The Weller WES51 and the WESD51 are both available on All-Spec’s website!
Before you can understand ESD (electrostatic discharge), you first need to understand what static electricity is. Static electricity is the buildup of an electrical charge through an imbalance of electrons. This is most obvious when your hair stands up or when your clothes stick together right after pulling them out of the dryer. This happens because one item has a positive charge and the other item has a negative charge.
Technically speaking, an ESD event is defined as an event where there is a transfer of a charge between two bodies with different electrical potentials. The most notable ESD event is the occurrence of lightning (300,000,000 volts). However, the most common one you will physically experience is the shock you receive when you touch a metal doorknob after walking across a carpet on a cold dry day. Lightning is obviously an ESD event on a grand scale with huge transfers of electrons compared to the small discharge present when touching the doorknob.
If we don’t get injured when we are shocked by touching the doorknob, then why do we have precautions against ESD? ESD does do damage when it happens. Just like a lightning bolt can potentially kill a person, a small ESD event can potentially destroy an electric component. Small electronic components such as Service Mount Devices (SMDs) are very susceptible to ESD events. Whereas a person can only begin to feel an ESD event between 2,000 and 3,000 volts, a small component can be damaged or even be destroyed by just a few volts of discharge. By wearing grounding equipment and following ESD precautionary procedures, we reduce the risk of damaging these components.
For our selection of ESD products visit the All-Spec website or the Electrostatic Discharge Association website for more information.
Looking for more information about the basics of ESD?
Diopter dilemma? Read on for more information on selecting the proper magnifier for you.
A diopter is a unit of measurement describing the optical power of a lens or curved mirror. When shopping for magnifiers, consider this: The diopter is equal to the reciprocal of the focal length measured in meters. For example a 5 diopter lens brings light rays to focus at 1/5 meter. Each diopter increases the size of the viewed object by 25% when the object is at its full focal length from the lens. Remember that as the lenses become stronger and magnification increases, viewing areas and focal length decrease.
An “x” usually follows the magnification number. This “x” is used to express power or the size of the object in relationship to its actual size.
How to select the magnifier for you:
- Decide how much magnification you need. In doing so, remember that if you increase the magnification, the focal length and the viewing area will be smaller.

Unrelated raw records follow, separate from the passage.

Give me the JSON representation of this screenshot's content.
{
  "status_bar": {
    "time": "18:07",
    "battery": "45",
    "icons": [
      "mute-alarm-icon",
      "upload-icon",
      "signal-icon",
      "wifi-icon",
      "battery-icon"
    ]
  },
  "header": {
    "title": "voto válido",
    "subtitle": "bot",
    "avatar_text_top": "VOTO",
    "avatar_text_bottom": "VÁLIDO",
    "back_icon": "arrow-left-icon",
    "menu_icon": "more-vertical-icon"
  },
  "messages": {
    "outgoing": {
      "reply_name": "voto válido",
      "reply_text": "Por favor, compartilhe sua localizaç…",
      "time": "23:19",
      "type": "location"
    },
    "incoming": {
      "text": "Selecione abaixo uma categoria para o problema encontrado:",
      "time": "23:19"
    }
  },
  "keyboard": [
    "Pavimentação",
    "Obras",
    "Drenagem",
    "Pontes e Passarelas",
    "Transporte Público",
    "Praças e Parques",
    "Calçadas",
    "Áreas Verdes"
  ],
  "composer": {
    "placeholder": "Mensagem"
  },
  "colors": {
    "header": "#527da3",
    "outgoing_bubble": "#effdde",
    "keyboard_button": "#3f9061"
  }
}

- Determine which diopter you need.
- Make sure you check the focal length and the diameter of the lens in accordance with your task
All-Spec Industries provides all kinds of magnifiers to fit your needs.
All-Spec is excited to announce that our Summer 2007 catalog is now available for viewing. If you currently are not on our mailing list to receive your complimentary issue, please sign up here for free. We have added many new brand names as well as new products. Check them out below!